• **Problem**: Wherever a line in the records below contains "start", copy that line.
- - - - -
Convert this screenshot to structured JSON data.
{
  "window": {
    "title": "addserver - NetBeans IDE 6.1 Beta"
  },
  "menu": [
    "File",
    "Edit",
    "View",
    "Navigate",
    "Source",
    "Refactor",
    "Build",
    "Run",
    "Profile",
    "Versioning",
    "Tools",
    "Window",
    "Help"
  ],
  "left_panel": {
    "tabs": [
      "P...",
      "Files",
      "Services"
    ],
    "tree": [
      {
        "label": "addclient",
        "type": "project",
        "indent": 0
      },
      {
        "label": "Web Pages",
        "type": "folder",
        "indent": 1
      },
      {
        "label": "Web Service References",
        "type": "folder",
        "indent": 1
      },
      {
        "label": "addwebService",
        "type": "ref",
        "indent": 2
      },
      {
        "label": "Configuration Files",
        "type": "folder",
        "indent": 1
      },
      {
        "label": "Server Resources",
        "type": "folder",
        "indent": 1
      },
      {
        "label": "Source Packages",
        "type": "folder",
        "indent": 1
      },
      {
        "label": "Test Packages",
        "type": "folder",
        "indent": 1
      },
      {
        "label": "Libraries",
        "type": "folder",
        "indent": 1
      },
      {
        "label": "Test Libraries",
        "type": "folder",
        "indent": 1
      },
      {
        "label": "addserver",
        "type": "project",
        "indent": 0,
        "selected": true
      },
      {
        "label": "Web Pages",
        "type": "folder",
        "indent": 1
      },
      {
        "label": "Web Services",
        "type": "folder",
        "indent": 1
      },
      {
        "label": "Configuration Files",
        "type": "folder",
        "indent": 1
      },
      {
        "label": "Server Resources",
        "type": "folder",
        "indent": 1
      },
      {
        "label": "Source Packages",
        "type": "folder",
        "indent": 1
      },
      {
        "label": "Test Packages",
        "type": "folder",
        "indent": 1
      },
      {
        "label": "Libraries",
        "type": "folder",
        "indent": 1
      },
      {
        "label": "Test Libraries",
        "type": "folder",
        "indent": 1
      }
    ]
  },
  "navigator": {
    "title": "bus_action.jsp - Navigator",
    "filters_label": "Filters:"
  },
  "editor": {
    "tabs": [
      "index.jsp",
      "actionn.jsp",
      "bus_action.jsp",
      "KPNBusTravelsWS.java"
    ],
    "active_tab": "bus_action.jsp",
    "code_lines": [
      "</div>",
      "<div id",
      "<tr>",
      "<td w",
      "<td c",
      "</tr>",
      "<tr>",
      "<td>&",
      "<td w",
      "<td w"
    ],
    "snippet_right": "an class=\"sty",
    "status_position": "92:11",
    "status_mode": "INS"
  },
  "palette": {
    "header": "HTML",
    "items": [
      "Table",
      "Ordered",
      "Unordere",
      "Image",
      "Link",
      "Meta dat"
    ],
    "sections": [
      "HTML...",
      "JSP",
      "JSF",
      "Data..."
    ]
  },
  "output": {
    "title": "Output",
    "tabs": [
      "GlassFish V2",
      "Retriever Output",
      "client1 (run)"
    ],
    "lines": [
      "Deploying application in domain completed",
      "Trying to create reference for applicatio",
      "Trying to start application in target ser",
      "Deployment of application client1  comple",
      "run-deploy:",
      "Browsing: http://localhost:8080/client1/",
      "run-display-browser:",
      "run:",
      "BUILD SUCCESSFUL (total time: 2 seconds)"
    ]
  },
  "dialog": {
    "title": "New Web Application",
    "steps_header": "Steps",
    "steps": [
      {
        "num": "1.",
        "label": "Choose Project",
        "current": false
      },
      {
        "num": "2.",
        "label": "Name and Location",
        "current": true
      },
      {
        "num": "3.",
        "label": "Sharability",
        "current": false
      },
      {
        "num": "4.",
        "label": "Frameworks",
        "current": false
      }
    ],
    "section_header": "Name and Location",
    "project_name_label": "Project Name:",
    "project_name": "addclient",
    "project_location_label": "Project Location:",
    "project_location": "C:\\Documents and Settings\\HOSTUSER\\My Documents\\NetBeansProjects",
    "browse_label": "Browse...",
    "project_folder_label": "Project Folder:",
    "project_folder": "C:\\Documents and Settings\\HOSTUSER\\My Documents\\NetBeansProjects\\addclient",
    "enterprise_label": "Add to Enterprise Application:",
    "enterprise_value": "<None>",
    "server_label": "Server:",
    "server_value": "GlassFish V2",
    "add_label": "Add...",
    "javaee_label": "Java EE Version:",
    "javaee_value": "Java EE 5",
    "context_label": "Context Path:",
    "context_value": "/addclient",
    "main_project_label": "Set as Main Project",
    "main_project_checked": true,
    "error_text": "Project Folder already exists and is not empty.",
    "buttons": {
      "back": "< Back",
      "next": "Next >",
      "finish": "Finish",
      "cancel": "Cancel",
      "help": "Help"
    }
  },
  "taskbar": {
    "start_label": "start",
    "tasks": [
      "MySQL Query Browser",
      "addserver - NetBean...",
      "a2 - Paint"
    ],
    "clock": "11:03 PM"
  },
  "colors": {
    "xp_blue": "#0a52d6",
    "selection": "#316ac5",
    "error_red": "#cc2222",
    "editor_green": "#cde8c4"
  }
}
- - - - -
• **Response to this task**:
      "Trying to start application in target ser",
    "start_label": "start",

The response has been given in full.